**WHAT YOU NEED TO DO**
When you copy the entries, match them exactly and omit the pictures.

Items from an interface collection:

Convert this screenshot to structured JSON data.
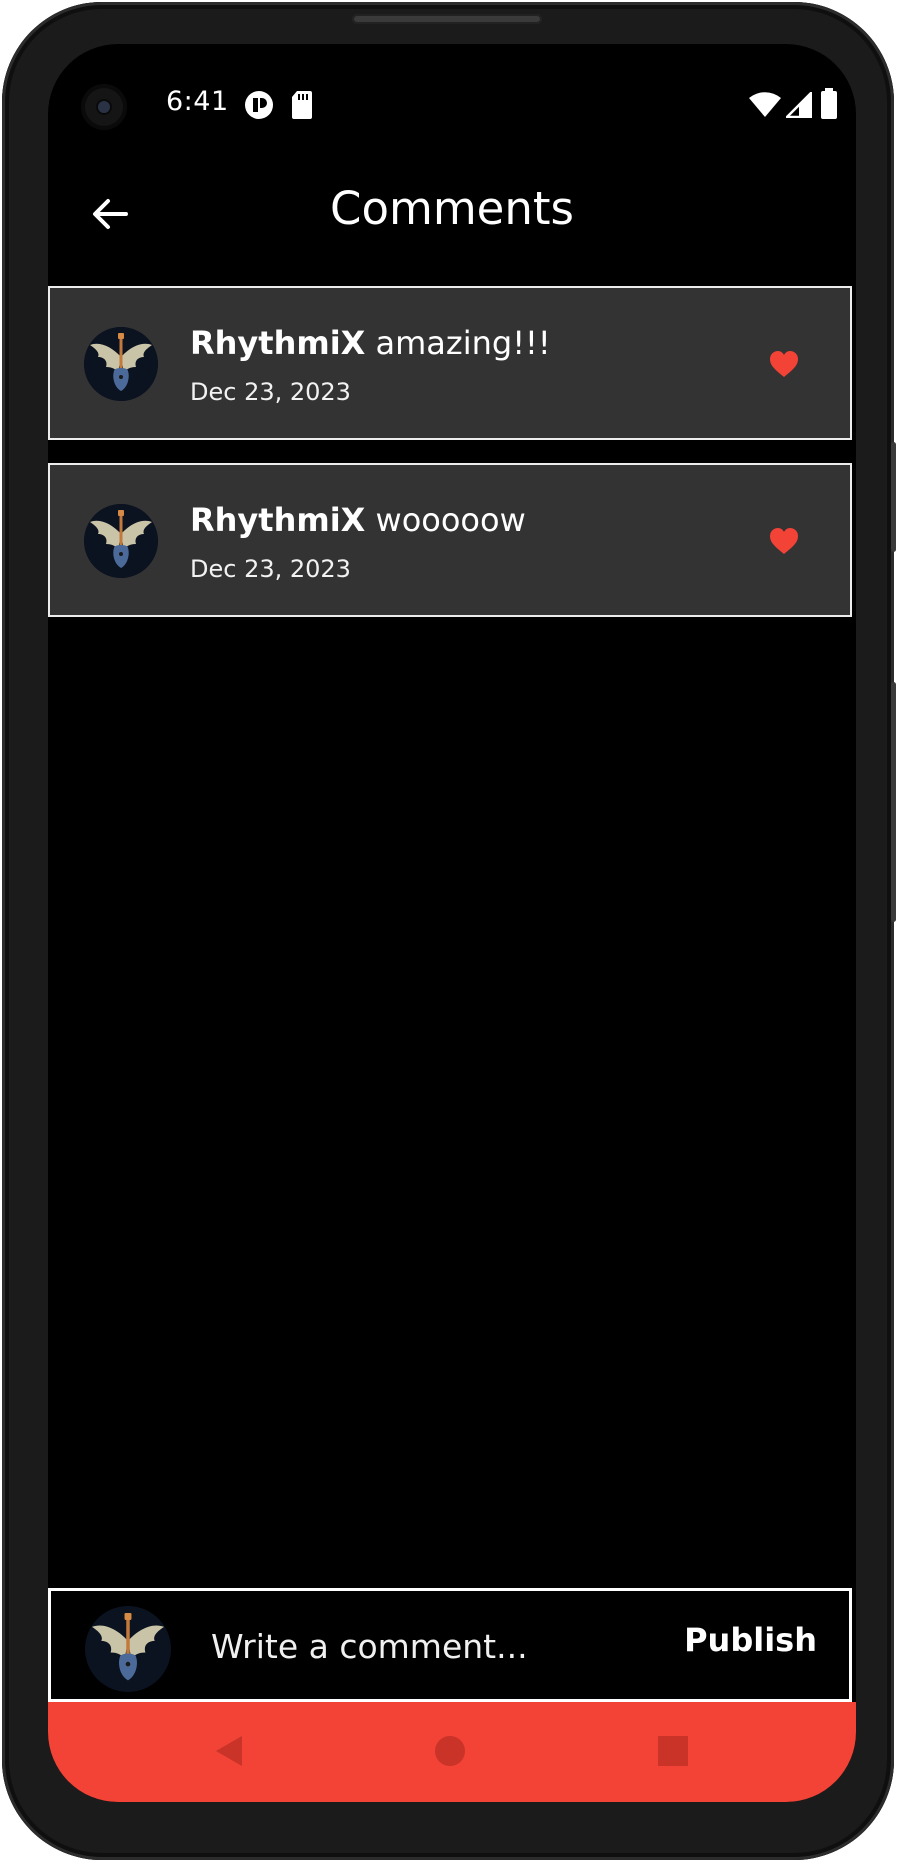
{
  "status_bar": {
    "time": "6:41",
    "icons": [
      "notification-icon",
      "sd-card-icon",
      "wifi-icon",
      "signal-icon",
      "battery-icon"
    ]
  },
  "app_bar": {
    "title": "Comments",
    "back_icon": "arrow-back-icon"
  },
  "comments": [
    {
      "user": "RhythmiX",
      "text": "amazing!!!",
      "date": "Dec 23, 2023",
      "liked": true
    },
    {
      "user": "RhythmiX",
      "text": "wooooow",
      "date": "Dec 23, 2023",
      "liked": true
    }
  ],
  "composer": {
    "placeholder": "Write a comment...",
    "publish_label": "Publish"
  },
  "nav_bar": {
    "buttons": [
      "back-triangle-icon",
      "home-circle-icon",
      "recents-square-icon"
    ]
  },
  "colors": {
    "background": "#000000",
    "card": "#333333",
    "accent": "#f34236",
    "heart": "#f34236"
  }
}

**WRITTEN ANSWER**
Convert this screenshot to structured JSON data.
{
  "status_bar": {
    "time": "6:41",
    "icons": [
      "notification-icon",
      "sd-card-icon",
      "wifi-icon",
      "signal-icon",
      "battery-icon"
    ]
  },
  "app_bar": {
    "title": "Comments",
    "back_icon": "arrow-back-icon"
  },
  "comments": [
    {
      "user": "RhythmiX",
      "text": "amazing!!!",
      "date": "Dec 23, 2023",
      "liked": true
    },
    {
      "user": "RhythmiX",
      "text": "wooooow",
      "date": "Dec 23, 2023",
      "liked": true
    }
  ],
  "composer": {
    "placeholder": "Write a comment...",
    "publish_label": "Publish"
  },
  "nav_bar": {
    "buttons": [
      "back-triangle-icon",
      "home-circle-icon",
      "recents-square-icon"
    ]
  },
  "colors": {
    "background": "#000000",
    "card": "#333333",
    "accent": "#f34236",
    "heart": "#f34236"
  }
}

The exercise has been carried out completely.